# WORK INSTRUCTION
Read the lines of the data below and retrieve those with "true".

# MATERIAL SHOWN
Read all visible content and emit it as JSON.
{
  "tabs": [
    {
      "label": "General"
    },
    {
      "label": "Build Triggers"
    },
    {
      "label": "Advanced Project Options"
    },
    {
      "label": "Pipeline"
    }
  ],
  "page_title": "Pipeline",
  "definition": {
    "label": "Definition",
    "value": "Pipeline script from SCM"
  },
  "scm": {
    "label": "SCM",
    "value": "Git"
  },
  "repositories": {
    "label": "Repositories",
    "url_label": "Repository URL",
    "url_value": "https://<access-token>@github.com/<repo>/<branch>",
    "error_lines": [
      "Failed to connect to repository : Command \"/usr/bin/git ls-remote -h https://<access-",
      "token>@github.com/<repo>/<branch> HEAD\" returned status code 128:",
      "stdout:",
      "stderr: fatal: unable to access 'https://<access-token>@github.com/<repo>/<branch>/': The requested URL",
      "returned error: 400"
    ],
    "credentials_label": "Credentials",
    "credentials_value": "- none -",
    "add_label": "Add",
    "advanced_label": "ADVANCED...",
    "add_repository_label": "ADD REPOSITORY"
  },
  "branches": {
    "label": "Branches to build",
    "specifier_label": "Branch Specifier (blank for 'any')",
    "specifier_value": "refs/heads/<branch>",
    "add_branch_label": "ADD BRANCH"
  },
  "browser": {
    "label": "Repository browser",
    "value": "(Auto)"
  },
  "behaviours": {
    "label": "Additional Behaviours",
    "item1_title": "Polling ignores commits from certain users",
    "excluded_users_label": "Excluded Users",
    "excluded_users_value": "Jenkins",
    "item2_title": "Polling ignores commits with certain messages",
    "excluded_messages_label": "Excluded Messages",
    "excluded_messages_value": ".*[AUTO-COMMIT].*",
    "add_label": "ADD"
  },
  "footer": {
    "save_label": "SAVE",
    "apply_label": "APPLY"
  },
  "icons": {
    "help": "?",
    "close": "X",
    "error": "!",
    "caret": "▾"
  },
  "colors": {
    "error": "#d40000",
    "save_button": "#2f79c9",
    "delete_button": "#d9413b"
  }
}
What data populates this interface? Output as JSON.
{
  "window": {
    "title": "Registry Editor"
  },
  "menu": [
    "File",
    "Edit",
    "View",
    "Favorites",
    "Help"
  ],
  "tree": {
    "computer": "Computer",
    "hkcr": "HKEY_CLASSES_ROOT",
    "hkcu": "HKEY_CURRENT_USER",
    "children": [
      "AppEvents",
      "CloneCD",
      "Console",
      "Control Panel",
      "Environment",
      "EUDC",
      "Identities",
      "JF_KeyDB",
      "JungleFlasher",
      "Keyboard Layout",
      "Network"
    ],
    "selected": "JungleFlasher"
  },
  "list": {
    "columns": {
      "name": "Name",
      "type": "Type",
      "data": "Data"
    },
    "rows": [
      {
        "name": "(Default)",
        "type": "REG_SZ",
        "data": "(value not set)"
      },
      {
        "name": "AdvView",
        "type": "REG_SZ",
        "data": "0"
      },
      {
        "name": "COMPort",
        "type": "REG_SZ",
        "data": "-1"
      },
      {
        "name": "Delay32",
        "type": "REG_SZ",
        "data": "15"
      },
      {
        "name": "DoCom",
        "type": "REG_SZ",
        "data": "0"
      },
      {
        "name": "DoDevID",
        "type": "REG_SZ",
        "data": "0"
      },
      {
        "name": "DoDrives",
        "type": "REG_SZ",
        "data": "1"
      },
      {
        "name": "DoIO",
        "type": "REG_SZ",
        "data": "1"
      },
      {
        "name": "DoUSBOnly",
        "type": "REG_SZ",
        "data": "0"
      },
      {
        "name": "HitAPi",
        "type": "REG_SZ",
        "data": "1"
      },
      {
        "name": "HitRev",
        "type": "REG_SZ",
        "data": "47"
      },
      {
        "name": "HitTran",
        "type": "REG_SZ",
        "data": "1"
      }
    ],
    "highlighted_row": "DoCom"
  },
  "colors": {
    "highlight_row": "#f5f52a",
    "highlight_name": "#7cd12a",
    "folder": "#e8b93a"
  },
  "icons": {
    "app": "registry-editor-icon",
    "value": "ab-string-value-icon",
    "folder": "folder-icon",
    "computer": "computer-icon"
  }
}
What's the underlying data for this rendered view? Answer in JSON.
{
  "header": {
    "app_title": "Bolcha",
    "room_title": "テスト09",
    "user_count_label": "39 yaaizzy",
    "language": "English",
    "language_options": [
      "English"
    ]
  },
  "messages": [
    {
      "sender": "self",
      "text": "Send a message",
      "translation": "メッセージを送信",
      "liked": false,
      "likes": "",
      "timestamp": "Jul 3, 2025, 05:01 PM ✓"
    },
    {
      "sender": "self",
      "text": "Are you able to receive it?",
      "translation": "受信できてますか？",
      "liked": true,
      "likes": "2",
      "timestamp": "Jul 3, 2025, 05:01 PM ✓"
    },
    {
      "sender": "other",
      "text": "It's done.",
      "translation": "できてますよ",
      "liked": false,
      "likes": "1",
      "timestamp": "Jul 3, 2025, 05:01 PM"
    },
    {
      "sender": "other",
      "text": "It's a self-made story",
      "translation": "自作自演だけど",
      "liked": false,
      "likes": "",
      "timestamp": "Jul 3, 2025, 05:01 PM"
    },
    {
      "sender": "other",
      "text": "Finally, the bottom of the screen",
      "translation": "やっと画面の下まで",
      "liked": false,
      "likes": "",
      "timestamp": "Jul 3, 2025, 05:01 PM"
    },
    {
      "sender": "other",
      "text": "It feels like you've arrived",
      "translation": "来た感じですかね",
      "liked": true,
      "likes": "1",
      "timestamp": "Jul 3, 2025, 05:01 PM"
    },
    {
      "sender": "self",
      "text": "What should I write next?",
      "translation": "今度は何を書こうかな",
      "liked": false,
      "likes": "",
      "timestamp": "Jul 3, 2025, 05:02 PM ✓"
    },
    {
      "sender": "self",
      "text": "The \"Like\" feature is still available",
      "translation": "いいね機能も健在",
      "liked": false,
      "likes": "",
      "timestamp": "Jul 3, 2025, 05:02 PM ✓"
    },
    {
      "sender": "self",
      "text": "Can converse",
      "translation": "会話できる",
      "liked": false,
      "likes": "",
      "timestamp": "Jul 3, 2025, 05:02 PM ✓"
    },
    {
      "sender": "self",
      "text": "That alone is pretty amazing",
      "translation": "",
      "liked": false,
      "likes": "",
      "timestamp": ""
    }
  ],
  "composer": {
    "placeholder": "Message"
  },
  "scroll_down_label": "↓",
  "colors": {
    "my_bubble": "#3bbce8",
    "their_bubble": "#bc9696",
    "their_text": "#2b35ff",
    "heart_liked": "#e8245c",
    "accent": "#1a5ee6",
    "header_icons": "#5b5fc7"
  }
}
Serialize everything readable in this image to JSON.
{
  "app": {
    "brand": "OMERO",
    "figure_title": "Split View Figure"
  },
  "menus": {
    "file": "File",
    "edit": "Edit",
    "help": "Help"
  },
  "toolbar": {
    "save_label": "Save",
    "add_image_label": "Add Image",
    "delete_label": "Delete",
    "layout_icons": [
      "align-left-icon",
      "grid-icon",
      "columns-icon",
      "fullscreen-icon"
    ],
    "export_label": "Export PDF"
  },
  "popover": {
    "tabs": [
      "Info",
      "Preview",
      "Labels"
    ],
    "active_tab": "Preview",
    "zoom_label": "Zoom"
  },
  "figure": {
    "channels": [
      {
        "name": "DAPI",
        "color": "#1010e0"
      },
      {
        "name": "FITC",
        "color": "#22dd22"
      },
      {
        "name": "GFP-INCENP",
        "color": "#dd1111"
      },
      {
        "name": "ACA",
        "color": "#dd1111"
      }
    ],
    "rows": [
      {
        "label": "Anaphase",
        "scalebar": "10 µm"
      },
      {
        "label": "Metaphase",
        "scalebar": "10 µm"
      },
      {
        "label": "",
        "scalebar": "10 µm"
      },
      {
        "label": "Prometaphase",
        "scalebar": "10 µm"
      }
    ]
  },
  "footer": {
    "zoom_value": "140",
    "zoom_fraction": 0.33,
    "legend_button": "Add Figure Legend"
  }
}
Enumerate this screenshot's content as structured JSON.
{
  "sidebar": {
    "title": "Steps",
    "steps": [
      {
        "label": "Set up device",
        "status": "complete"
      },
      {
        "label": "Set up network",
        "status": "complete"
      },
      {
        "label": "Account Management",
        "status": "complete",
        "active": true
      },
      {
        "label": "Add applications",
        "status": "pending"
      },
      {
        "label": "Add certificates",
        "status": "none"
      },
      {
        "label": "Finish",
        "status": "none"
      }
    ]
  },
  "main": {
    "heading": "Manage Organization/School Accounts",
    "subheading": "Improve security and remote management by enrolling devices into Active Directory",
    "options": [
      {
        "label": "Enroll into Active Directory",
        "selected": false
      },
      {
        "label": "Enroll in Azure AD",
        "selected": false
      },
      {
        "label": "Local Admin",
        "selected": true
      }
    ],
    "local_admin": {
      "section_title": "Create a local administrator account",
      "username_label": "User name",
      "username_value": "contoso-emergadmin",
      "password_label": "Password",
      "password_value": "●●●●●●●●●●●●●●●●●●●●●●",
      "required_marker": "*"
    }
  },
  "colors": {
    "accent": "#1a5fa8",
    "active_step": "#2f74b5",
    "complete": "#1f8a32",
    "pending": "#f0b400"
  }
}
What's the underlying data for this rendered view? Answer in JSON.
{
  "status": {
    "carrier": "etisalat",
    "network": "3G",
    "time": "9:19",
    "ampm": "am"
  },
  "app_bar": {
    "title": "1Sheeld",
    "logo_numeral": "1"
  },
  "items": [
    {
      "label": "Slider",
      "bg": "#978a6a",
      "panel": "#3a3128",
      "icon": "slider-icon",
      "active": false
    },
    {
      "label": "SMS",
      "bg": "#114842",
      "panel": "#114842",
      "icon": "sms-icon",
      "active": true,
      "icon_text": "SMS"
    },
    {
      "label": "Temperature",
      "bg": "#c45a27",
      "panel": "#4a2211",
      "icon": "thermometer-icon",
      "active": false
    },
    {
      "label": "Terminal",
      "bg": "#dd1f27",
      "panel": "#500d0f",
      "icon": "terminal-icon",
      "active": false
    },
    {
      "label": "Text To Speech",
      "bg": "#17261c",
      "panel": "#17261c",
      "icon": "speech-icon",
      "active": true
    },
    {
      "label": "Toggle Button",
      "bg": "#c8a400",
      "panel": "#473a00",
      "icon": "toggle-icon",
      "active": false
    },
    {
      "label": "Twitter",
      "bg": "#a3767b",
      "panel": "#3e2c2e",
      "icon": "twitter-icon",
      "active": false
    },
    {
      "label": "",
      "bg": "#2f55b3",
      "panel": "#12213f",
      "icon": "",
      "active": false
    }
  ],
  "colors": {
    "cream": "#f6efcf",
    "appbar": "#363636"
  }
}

# RESPONSE TO THIS EXERCISE
      "liked": true,
      "liked": true,
        "active": true
        "selected": true
      "active": true,
      "active": true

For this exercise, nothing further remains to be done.